Originally a member of the Arte Povera movement, Alighiero Boetti (Turin, 1940 – Rome 1994) took part in the group’s exhibitions in Turin, Milan and Genoa, among its other foundational exhibitions, and the third Rassegna Internazionale d’Arti Figurative in Amalfi, held in autumn 1968.
From the mid-Sixties on, Boetti moved away from the spirit of Arte Povera and developed a personal and layered art practice that explored, through various means, concepts such as seriality (in binomial repetition/variation), collaboration, with a particular concern for the possible multiplicity of identity (going so far as to call himself “Alighiero and Boetti”), and the cognitive dynamics inherent in the application or modification of the rules that govern all forms of communication. Blurring the distinctions between different disciplines, such as geography, geometry, mathematics, philosophy, literature and politics, and using simple materials, like drawing on graph paper, or conventional techniques, such as weaving, tracing and writing, Boetti superseded the usual distinction between the avant-garde and tradition, as well as between art and other forms of knowledge. By steadily adhering to his motto of “bringing the world into the world,” his works are configured as applied, integrated and shared forms of knowledge of the world and the mechanisms of human thought.
In the mid-Sixties, in addition to using materials industries such as asbestos, masonite, plexiglas, or natural materials like chalk, associated with basic actions such as filling or occupying space, Boetti executed a series of ink drawings on paper which, in defiance of the division between two and three dimensions, reproduced the industrial objects used for recording (microphones, cameras, cine-cameras), as in one of the works in the museum collection. In 1971 Boetti made his first trip to Afghanistan, where he returned periodically down to 1979, and there he started producing various kinds of work, including embroidery on fabric (as in the example from the series Ordine e Disordine, “Order and Disorder”, from 1979, in the museum collection) and his Mappe, maps of the world in which individual nations are depicted using the colors and symbols of their flags (a work that over the years would document the incongruence between the stable form of the world and changes in human geopolitics). The sewing of the embroidery was often delegated to Afghan women. In the Sharanaw residential district of Kabul, Boetti also opened a guest house, the One Hotel, co-managed with Dastaghir Gholam. In 1972 Boetti began a series of works in biro, in which individual sentences were expressed through a reference to the alphabetical sequence in the border (as in the two works in black and blue ballpoint pen in the collection).

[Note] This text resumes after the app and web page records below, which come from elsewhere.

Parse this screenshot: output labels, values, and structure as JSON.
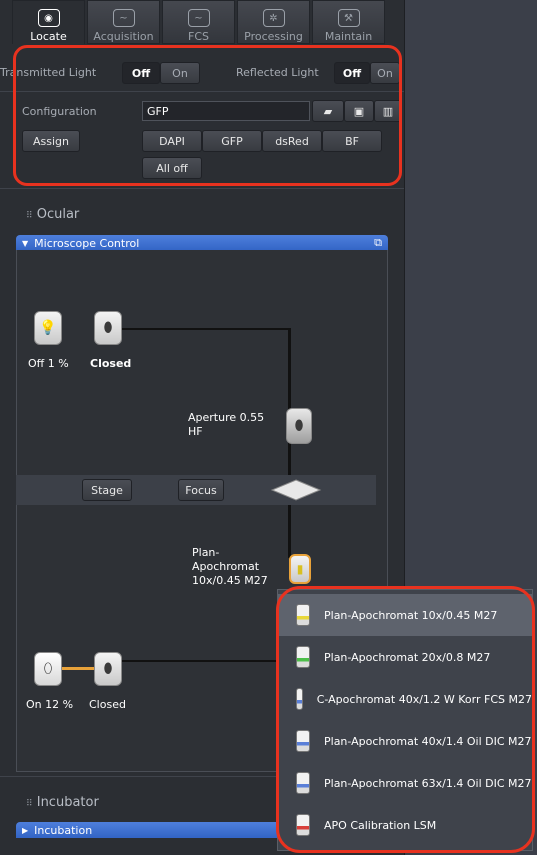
{
  "tabs": [
    {
      "label": "Locate",
      "icon": "eye-icon",
      "active": true
    },
    {
      "label": "Acquisition",
      "icon": "acquisition-icon"
    },
    {
      "label": "FCS",
      "icon": "fcs-icon"
    },
    {
      "label": "Processing",
      "icon": "gear-icon"
    },
    {
      "label": "Maintain",
      "icon": "wrench-icon"
    }
  ],
  "light": {
    "transmitted_label": "Transmitted Light",
    "reflected_label": "Reflected Light",
    "off": "Off",
    "on": "On"
  },
  "configuration": {
    "label": "Configuration",
    "value": "GFP",
    "assign": "Assign",
    "presets": [
      "DAPI",
      "GFP",
      "dsRed",
      "BF"
    ],
    "all_off": "All off"
  },
  "sections": {
    "ocular": "Ocular",
    "incubator": "Incubator"
  },
  "microscope_control": {
    "title": "Microscope Control",
    "top_lamp_status": "Off 1 %",
    "top_shutter_status": "Closed",
    "aperture_text": "Aperture 0.55\nHF",
    "stage": "Stage",
    "focus": "Focus",
    "objective_text": "Plan-\nApochromat\n10x/0.45 M27",
    "bottom_lamp_status": "On 12 %",
    "bottom_shutter_status": "Closed"
  },
  "incubation": {
    "title": "Incubation"
  },
  "objectives": [
    {
      "label": "Plan-Apochromat 10x/0.45 M27",
      "color": "#e8d73a",
      "selected": true
    },
    {
      "label": "Plan-Apochromat 20x/0.8 M27",
      "color": "#4dbf4a"
    },
    {
      "label": "C-Apochromat 40x/1.2 W Korr FCS M27",
      "color": "#5a7fd8"
    },
    {
      "label": "Plan-Apochromat 40x/1.4 Oil DIC M27",
      "color": "#5a7fd8"
    },
    {
      "label": "Plan-Apochromat 63x/1.4 Oil DIC M27",
      "color": "#5a7fd8"
    },
    {
      "label": "APO Calibration LSM",
      "color": "#d8403a"
    }
  ],
  "colors": {
    "highlight": "#e8321f",
    "accent_blue": "#3a6ed0"
  }
}
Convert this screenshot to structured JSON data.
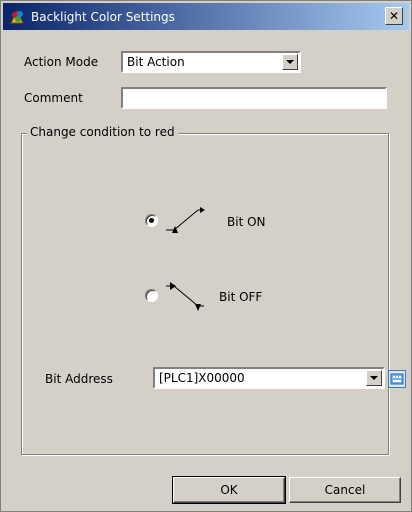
{
  "window": {
    "title": "Backlight Color Settings",
    "close_label": "✕"
  },
  "action_mode": {
    "label": "Action Mode",
    "value": "Bit Action"
  },
  "comment": {
    "label": "Comment",
    "value": ""
  },
  "group": {
    "title": "Change condition to red"
  },
  "options": {
    "bit_on": {
      "label": "Bit ON",
      "checked": true
    },
    "bit_off": {
      "label": "Bit OFF",
      "checked": false
    }
  },
  "bit_address": {
    "label": "Bit Address",
    "value": "[PLC1]X00000"
  },
  "buttons": {
    "ok": "OK",
    "cancel": "Cancel"
  },
  "colors": {
    "title_start": "#0a246a",
    "title_end": "#a6caf0",
    "face": "#d4d0c8"
  },
  "icons": {
    "title": "palette-icon",
    "bit_on": "rising-edge-icon",
    "bit_off": "falling-edge-icon",
    "address_picker": "keypad-icon"
  }
}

Boetti ‘s works have become part of the museum’s collection in the context of Per_forming a collection project and were selected by the Mexican artist Mario Garcia Torres (Monclova, 1975) on the occasion of his exhibition The Boetti Lesson (Searching for the One Hotel, Kabul). The works selected by Garcia Torres included AW:AB=L:MD, a title, as often happens in Boetti’s works, that uses a paradoxical and tautological play on words to express its single and multiple content: superimposing the iconography of Warhol’s Jackie Kennedy series with the mustache Marcel Duchamp stuck on the supreme artistic icon, Leonardo’s Mona Lisa, delineates the almost unexhausted multiple identities of that explorer of the world of art and humanity (as they are), of that artist always (at least) double and therefore perpetually performative, as was Alighiero (and) Boetti.
In this interplay of identity allusions, Garcia Torres also intervenes with some of his own works, such as the two plates in which he indicates, separately, the Italian artist’s name and surname, and two postcards. The first reproduces a picture of One Hotel taken in the early Seventies and sent by Annemarie Sauzeau Boetti to Garcia Torres at the inauguration of his exhibition at the Madre. The second reproduces a shot, taken by Garcia Torres, of the Afghan lakes of Band-e-Amir, where Boetti wished his ashes to be scattered, a desire that could never be fulfilled because of the war raging in the country after the Seventies. By sending it to Annemarie Sauzeau, the Mexican artist closed the intimate circle of his relationship of progressive identification with Boetti, taking upon himself the task of exploring and again presenting his human and artistic lesson.